>>>>
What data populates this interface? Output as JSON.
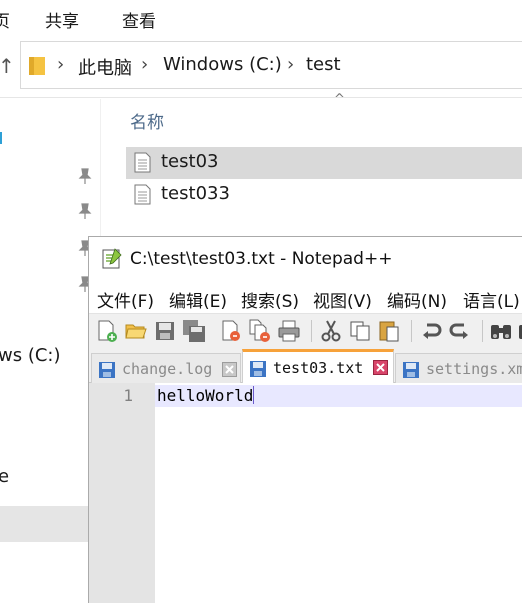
{
  "explorer": {
    "ribbon_tabs": [
      "页",
      "共享",
      "查看"
    ],
    "breadcrumb": [
      "此电脑",
      "Windows (C:)",
      "test"
    ],
    "nav_labels": [
      "ws (C:)",
      "e"
    ],
    "column_header": "名称",
    "files": [
      {
        "name": "test03",
        "selected": true
      },
      {
        "name": "test033",
        "selected": false
      }
    ]
  },
  "notepad": {
    "title": "C:\\test\\test03.txt - Notepad++",
    "menu": [
      "文件(F)",
      "编辑(E)",
      "搜索(S)",
      "视图(V)",
      "编码(N)",
      "语言(L)"
    ],
    "tabs": [
      {
        "label": "change.log",
        "active": false
      },
      {
        "label": "test03.txt",
        "active": true
      },
      {
        "label": "settings.xml",
        "active": false
      }
    ],
    "line_number": "1",
    "content": "helloWorld"
  },
  "colors": {
    "tab_accent": "#f7a23a",
    "current_line": "#e8e8ff",
    "selection": "#d9d9d9"
  }
}
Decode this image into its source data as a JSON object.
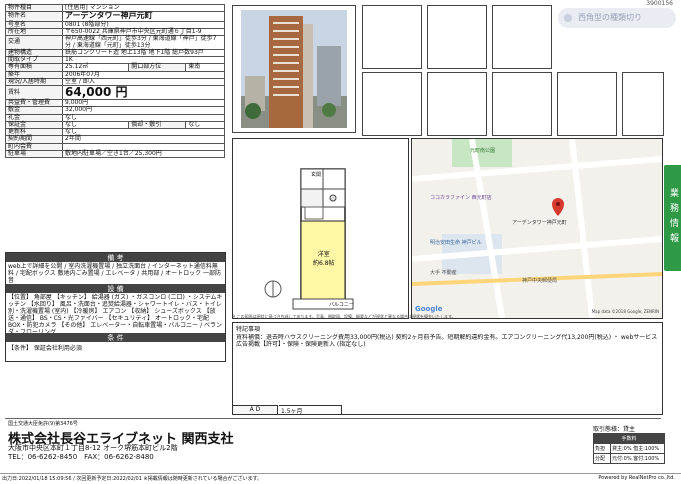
{
  "doc_id": "3900156",
  "notification": {
    "text": "西角型の種類切り"
  },
  "sidebar_tab": "業務情報",
  "property": {
    "rows": [
      {
        "label": "物件種目",
        "value": "[住居用] マンション"
      },
      {
        "label": "物件名",
        "value": "アーデンタワー神戸元町"
      },
      {
        "label": "号室名",
        "value": "0801 (8階部分)"
      },
      {
        "label": "所在地",
        "value": "〒650-0022 兵庫県神戸市中央区元町通６丁目1-9"
      },
      {
        "label": "交通",
        "value": "神戸高速線「西元町」徒歩3分 / 東海道線「神戸」徒歩7分 / 東海道線「元町」徒歩13分"
      },
      {
        "label": "建物構造",
        "value": "鉄筋コンクリート造 地上13階 地下1階 総戸数93戸"
      },
      {
        "label": "間取タイプ",
        "value": "1K"
      },
      {
        "label": "専有面積",
        "value": "25.12㎡",
        "label2": "開口部方位",
        "value2": "東南"
      },
      {
        "label": "築年",
        "value": "2006年07月"
      },
      {
        "label": "現況/入居時期",
        "value": "空室 / 即入"
      },
      {
        "label": "賃料",
        "value": "64,000 円"
      },
      {
        "label": "共益費・管理費",
        "value": "9,000円"
      },
      {
        "label": "敷金",
        "value": "32,000円"
      },
      {
        "label": "礼金",
        "value": "なし"
      },
      {
        "label": "保証金",
        "value": "なし",
        "label2": "償却・敷引",
        "value2": "なし"
      },
      {
        "label": "更新料",
        "value": "なし"
      },
      {
        "label": "契約期間",
        "value": "2年間"
      },
      {
        "label": "町内会費",
        "value": ""
      },
      {
        "label": "駐車場",
        "value": "敷地内駐車場／空き1台／25,300円"
      }
    ],
    "remarks_head": "備 考",
    "remarks": "web上で詳細を公開 / 室内洗濯機置場 / 独立洗面台 / インターネット通信料無料 / 宅配ボックス 敷地内ごみ置場 / エレベータ / 共用部 / オートロック 一部防音",
    "equipment_head": "設 備",
    "equipment": "【位置】 角部屋 【キッチン】 給湯器 (ガス) ・ガスコンロ (二口) ・システムキッチン 【水回り】 風呂・洗面台・追焚給湯器・シャワートイレ・バス・トイレ別・洗濯機置場 (室内) 【冷暖房】 エアコン 【収納】 シューズボックス 【放送・通信】 BS・CS・光ファイバー 【セキュリティ】 オートロック・宅配BOX・防犯カメラ 【その他】 エレベーター・自転車置場・バルコニー / ベランダ・フローリング",
    "conditions_head": "条 件",
    "conditions": "【条件】 保証会社利用必須"
  },
  "floorplan": {
    "rooms": [
      "洋室 約6.8帖",
      "玄関",
      "洗",
      "浴",
      "冷",
      "MB",
      "バルコニー"
    ],
    "room_texts": {
      "room": "洋室",
      "size": "約6.8帖",
      "balcony": "バルコニー"
    }
  },
  "map": {
    "labels": [
      "元町南公園",
      "ココカラファイン 西元町店",
      "アーデンタワー神戸元町",
      "明治安田生命 神戸ビル",
      "大手 不動産",
      "神戸中央郵便局",
      "Google",
      "Map data ©2018 Google, ZENRIN"
    ]
  },
  "info": {
    "title": "特記事項",
    "text": "賃料補償：退去時ハウスクリーニング費用33,000円(税込) 契約2ヶ月前予告。短期解約違約金有。エアコンクリーニング代13,200円(税込) ・ webサービス広告掲載【許可】・保険・保険更新入 (指定なし)",
    "ad_label": "A D",
    "ad_value": "1.5ヶ月",
    "note": "※ この図面は現状に基づき作成してあります。写真、間取図、設備、概要などが現状と異なる場合は現状を優先いたします。"
  },
  "company": {
    "license": "国土交通大臣免許(9)第3476号",
    "name": "株式会社長谷エライブネット 関西支社",
    "address": "大阪市中央区本町１丁目8-12 オーク堺筋本町ビル2階",
    "tel": "TEL：06-6262-8450　FAX：06-6262-8480"
  },
  "trade": {
    "title": "取引態様：貸主",
    "fee_label": "手数料",
    "burden_label": "負担",
    "burden_value": "貸主:0% 借主:100%",
    "split_label": "分配",
    "split_value": "元付:0% 客付:100%"
  },
  "footer": {
    "left": "出力日:2022/01/18 15:09:56 / 次回更新予定日:2022/02/01 ※掲載情報は随時更新されている場合がございます。",
    "right": "Powered by RealNetPro co.,ltd."
  }
}
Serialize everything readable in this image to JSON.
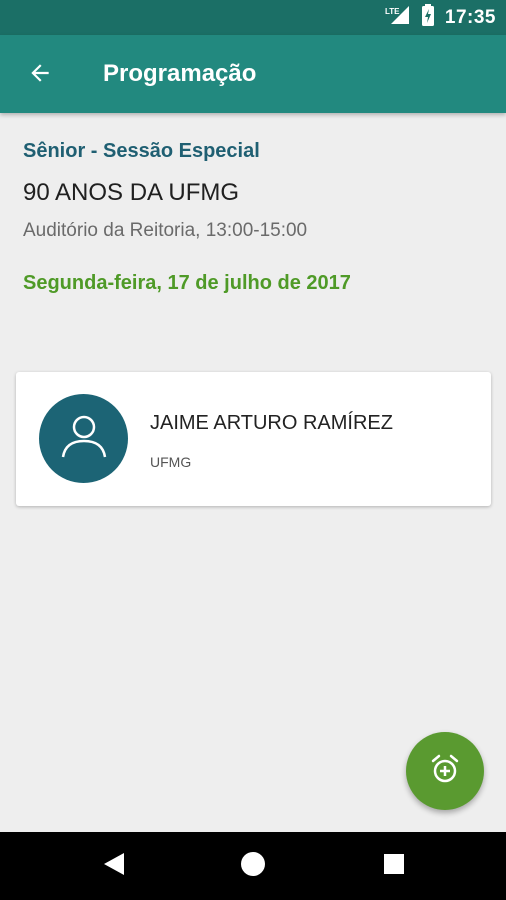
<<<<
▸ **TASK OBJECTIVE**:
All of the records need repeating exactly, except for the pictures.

▸ **EXERCISE SOLUTION**:
What data populates this interface? Output as JSON.
{
  "explorer": {
    "ribbon_tabs": [
      "页",
      "共享",
      "查看"
    ],
    "breadcrumb": [
      "此电脑",
      "Windows (C:)",
      "test"
    ],
    "nav_labels": [
      "ws (C:)",
      "e"
    ],
    "column_header": "名称",
    "files": [
      {
        "name": "test03",
        "selected": true
      },
      {
        "name": "test033",
        "selected": false
      }
    ]
  },
  "notepad": {
    "title": "C:\\test\\test03.txt - Notepad++",
    "menu": [
      "文件(F)",
      "编辑(E)",
      "搜索(S)",
      "视图(V)",
      "编码(N)",
      "语言(L)"
    ],
    "tabs": [
      {
        "label": "change.log",
        "active": false
      },
      {
        "label": "test03.txt",
        "active": true
      },
      {
        "label": "settings.xml",
        "active": false
      }
    ],
    "line_number": "1",
    "content": "helloWorld"
  },
  "colors": {
    "tab_accent": "#f7a23a",
    "current_line": "#e8e8ff",
    "selection": "#d9d9d9"
  }
}
Decode this image into its source data as a JSON object.
{
  "doc_id": "3900156",
  "notification": {
    "text": "西角型の種類切り"
  },
  "sidebar_tab": "業務情報",
  "property": {
    "rows": [
      {
        "label": "物件種目",
        "value": "[住居用] マンション"
      },
      {
        "label": "物件名",
        "value": "アーデンタワー神戸元町"
      },
      {
        "label": "号室名",
        "value": "0801 (8階部分)"
      },
      {
        "label": "所在地",
        "value": "〒650-0022 兵庫県神戸市中央区元町通６丁目1-9"
      },
      {
        "label": "交通",
        "value": "神戸高速線「西元町」徒歩3分 / 東海道線「神戸」徒歩7分 / 東海道線「元町」徒歩13分"
      },
      {
        "label": "建物構造",
        "value": "鉄筋コンクリート造 地上13階 地下1階 総戸数93戸"
      },
      {
        "label": "間取タイプ",
        "value": "1K"
      },
      {
        "label": "専有面積",
        "value": "25.12㎡",
        "label2": "開口部方位",
        "value2": "東南"
      },
      {
        "label": "築年",
        "value": "2006年07月"
      },
      {
        "label": "現況/入居時期",
        "value": "空室 / 即入"
      },
      {
        "label": "賃料",
        "value": "64,000 円"
      },
      {
        "label": "共益費・管理費",
        "value": "9,000円"
      },
      {
        "label": "敷金",
        "value": "32,000円"
      },
      {
        "label": "礼金",
        "value": "なし"
      },
      {
        "label": "保証金",
        "value": "なし",
        "label2": "償却・敷引",
        "value2": "なし"
      },
      {
        "label": "更新料",
        "value": "なし"
      },
      {
        "label": "契約期間",
        "value": "2年間"
      },
      {
        "label": "町内会費",
        "value": ""
      },
      {
        "label": "駐車場",
        "value": "敷地内駐車場／空き1台／25,300円"
      }
    ],
    "remarks_head": "備 考",
    "remarks": "web上で詳細を公開 / 室内洗濯機置場 / 独立洗面台 / インターネット通信料無料 / 宅配ボックス 敷地内ごみ置場 / エレベータ / 共用部 / オートロック 一部防音",
    "equipment_head": "設 備",
    "equipment": "【位置】 角部屋 【キッチン】 給湯器 (ガス) ・ガスコンロ (二口) ・システムキッチン 【水回り】 風呂・洗面台・追焚給湯器・シャワートイレ・バス・トイレ別・洗濯機置場 (室内) 【冷暖房】 エアコン 【収納】 シューズボックス 【放送・通信】 BS・CS・光ファイバー 【セキュリティ】 オートロック・宅配BOX・防犯カメラ 【その他】 エレベーター・自転車置場・バルコニー / ベランダ・フローリング",
    "conditions_head": "条 件",
    "conditions": "【条件】 保証会社利用必須"
  },
  "floorplan": {
    "rooms": [
      "洋室 約6.8帖",
      "玄関",
      "洗",
      "浴",
      "冷",
      "MB",
      "バルコニー"
    ],
    "room_texts": {
      "room": "洋室",
      "size": "約6.8帖",
      "balcony": "バルコニー"
    }
  },
  "map": {
    "labels": [
      "元町南公園",
      "ココカラファイン 西元町店",
      "アーデンタワー神戸元町",
      "明治安田生命 神戸ビル",
      "大手 不動産",
      "神戸中央郵便局",
      "Google",
      "Map data ©2018 Google, ZENRIN"
    ]
  },
  "info": {
    "title": "特記事項",
    "text": "賃料補償：退去時ハウスクリーニング費用33,000円(税込) 契約2ヶ月前予告。短期解約違約金有。エアコンクリーニング代13,200円(税込) ・ webサービス広告掲載【許可】・保険・保険更新入 (指定なし)",
    "ad_label": "A D",
    "ad_value": "1.5ヶ月",
    "note": "※ この図面は現状に基づき作成してあります。写真、間取図、設備、概要などが現状と異なる場合は現状を優先いたします。"
  },
  "company": {
    "license": "国土交通大臣免許(9)第3476号",
    "name": "株式会社長谷エライブネット 関西支社",
    "address": "大阪市中央区本町１丁目8-12 オーク堺筋本町ビル2階",
    "tel": "TEL：06-6262-8450　FAX：06-6262-8480"
  },
  "trade": {
    "title": "取引態様：貸主",
    "fee_label": "手数料",
    "burden_label": "負担",
    "burden_value": "貸主:0% 借主:100%",
    "split_label": "分配",
    "split_value": "元付:0% 客付:100%"
  },
  "footer": {
    "left": "出力日:2022/01/18 15:09:56 / 次回更新予定日:2022/02/01 ※掲載情報は随時更新されている場合がございます。",
    "right": "Powered by RealNetPro co.,ltd."
  }
}
Serialize everything readable in this image to JSON.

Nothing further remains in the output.